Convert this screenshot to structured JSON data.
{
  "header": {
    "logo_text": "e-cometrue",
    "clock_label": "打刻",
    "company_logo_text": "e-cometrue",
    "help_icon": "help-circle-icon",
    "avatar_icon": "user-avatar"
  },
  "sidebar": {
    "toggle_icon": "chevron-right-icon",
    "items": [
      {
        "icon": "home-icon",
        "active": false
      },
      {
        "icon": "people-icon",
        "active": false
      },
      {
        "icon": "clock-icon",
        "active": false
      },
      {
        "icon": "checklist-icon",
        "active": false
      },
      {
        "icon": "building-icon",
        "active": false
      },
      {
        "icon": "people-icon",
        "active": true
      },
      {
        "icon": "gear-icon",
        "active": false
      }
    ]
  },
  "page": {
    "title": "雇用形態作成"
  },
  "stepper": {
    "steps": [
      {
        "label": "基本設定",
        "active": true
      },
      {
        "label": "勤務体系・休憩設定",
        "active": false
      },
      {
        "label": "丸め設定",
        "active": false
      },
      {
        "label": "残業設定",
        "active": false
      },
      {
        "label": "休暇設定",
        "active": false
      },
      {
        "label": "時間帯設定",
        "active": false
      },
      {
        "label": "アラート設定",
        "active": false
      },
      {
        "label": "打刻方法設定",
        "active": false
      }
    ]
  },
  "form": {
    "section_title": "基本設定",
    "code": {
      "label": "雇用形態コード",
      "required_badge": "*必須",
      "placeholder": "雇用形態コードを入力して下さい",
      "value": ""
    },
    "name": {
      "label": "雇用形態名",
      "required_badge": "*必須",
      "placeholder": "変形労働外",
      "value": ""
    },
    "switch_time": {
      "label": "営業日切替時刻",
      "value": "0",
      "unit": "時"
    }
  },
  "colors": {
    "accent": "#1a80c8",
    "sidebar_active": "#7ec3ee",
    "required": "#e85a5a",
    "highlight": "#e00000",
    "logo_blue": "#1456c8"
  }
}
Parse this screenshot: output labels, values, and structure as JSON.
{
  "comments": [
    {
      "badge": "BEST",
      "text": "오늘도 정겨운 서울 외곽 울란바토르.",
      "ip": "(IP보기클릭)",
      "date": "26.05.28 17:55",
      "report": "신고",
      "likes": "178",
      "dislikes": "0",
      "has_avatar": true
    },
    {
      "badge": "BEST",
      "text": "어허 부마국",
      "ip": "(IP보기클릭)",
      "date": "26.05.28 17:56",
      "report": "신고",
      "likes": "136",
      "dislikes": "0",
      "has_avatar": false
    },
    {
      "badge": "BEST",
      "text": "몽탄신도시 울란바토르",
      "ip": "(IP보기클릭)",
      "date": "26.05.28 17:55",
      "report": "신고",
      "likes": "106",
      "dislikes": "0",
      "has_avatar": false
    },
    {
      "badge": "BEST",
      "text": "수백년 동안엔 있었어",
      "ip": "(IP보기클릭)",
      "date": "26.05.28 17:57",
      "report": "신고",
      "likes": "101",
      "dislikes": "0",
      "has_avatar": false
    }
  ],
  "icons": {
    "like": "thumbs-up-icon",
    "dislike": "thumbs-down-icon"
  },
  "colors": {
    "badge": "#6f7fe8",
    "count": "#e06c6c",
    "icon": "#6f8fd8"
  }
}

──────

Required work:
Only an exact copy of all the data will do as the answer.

Written answer:
Convert this screenshot to structured JSON data.
{
  "header": {
    "logo_text": "e-cometrue",
    "clock_label": "打刻",
    "company_logo_text": "e-cometrue",
    "help_icon": "help-circle-icon",
    "avatar_icon": "user-avatar"
  },
  "sidebar": {
    "toggle_icon": "chevron-right-icon",
    "items": [
      {
        "icon": "home-icon",
        "active": false
      },
      {
        "icon": "people-icon",
        "active": false
      },
      {
        "icon": "clock-icon",
        "active": false
      },
      {
        "icon": "checklist-icon",
        "active": false
      },
      {
        "icon": "building-icon",
        "active": false
      },
      {
        "icon": "people-icon",
        "active": true
      },
      {
        "icon": "gear-icon",
        "active": false
      }
    ]
  },
  "page": {
    "title": "雇用形態作成"
  },
  "stepper": {
    "steps": [
      {
        "label": "基本設定",
        "active": true
      },
      {
        "label": "勤務体系・休憩設定",
        "active": false
      },
      {
        "label": "丸め設定",
        "active": false
      },
      {
        "label": "残業設定",
        "active": false
      },
      {
        "label": "休暇設定",
        "active": false
      },
      {
        "label": "時間帯設定",
        "active": false
      },
      {
        "label": "アラート設定",
        "active": false
      },
      {
        "label": "打刻方法設定",
        "active": false
      }
    ]
  },
  "form": {
    "section_title": "基本設定",
    "code": {
      "label": "雇用形態コード",
      "required_badge": "*必須",
      "placeholder": "雇用形態コードを入力して下さい",
      "value": ""
    },
    "name": {
      "label": "雇用形態名",
      "required_badge": "*必須",
      "placeholder": "変形労働外",
      "value": ""
    },
    "switch_time": {
      "label": "営業日切替時刻",
      "value": "0",
      "unit": "時"
    }
  },
  "colors": {
    "accent": "#1a80c8",
    "sidebar_active": "#7ec3ee",
    "required": "#e85a5a",
    "highlight": "#e00000",
    "logo_blue": "#1456c8"
  }
}
Parse this screenshot: output labels, values, and structure as JSON.
{
  "comments": [
    {
      "badge": "BEST",
      "text": "오늘도 정겨운 서울 외곽 울란바토르.",
      "ip": "(IP보기클릭)",
      "date": "26.05.28 17:55",
      "report": "신고",
      "likes": "178",
      "dislikes": "0",
      "has_avatar": true
    },
    {
      "badge": "BEST",
      "text": "어허 부마국",
      "ip": "(IP보기클릭)",
      "date": "26.05.28 17:56",
      "report": "신고",
      "likes": "136",
      "dislikes": "0",
      "has_avatar": false
    },
    {
      "badge": "BEST",
      "text": "몽탄신도시 울란바토르",
      "ip": "(IP보기클릭)",
      "date": "26.05.28 17:55",
      "report": "신고",
      "likes": "106",
      "dislikes": "0",
      "has_avatar": false
    },
    {
      "badge": "BEST",
      "text": "수백년 동안엔 있었어",
      "ip": "(IP보기클릭)",
      "date": "26.05.28 17:57",
      "report": "신고",
      "likes": "101",
      "dislikes": "0",
      "has_avatar": false
    }
  ],
  "icons": {
    "like": "thumbs-up-icon",
    "dislike": "thumbs-down-icon"
  },
  "colors": {
    "badge": "#6f7fe8",
    "count": "#e06c6c",
    "icon": "#6f8fd8"
  }
}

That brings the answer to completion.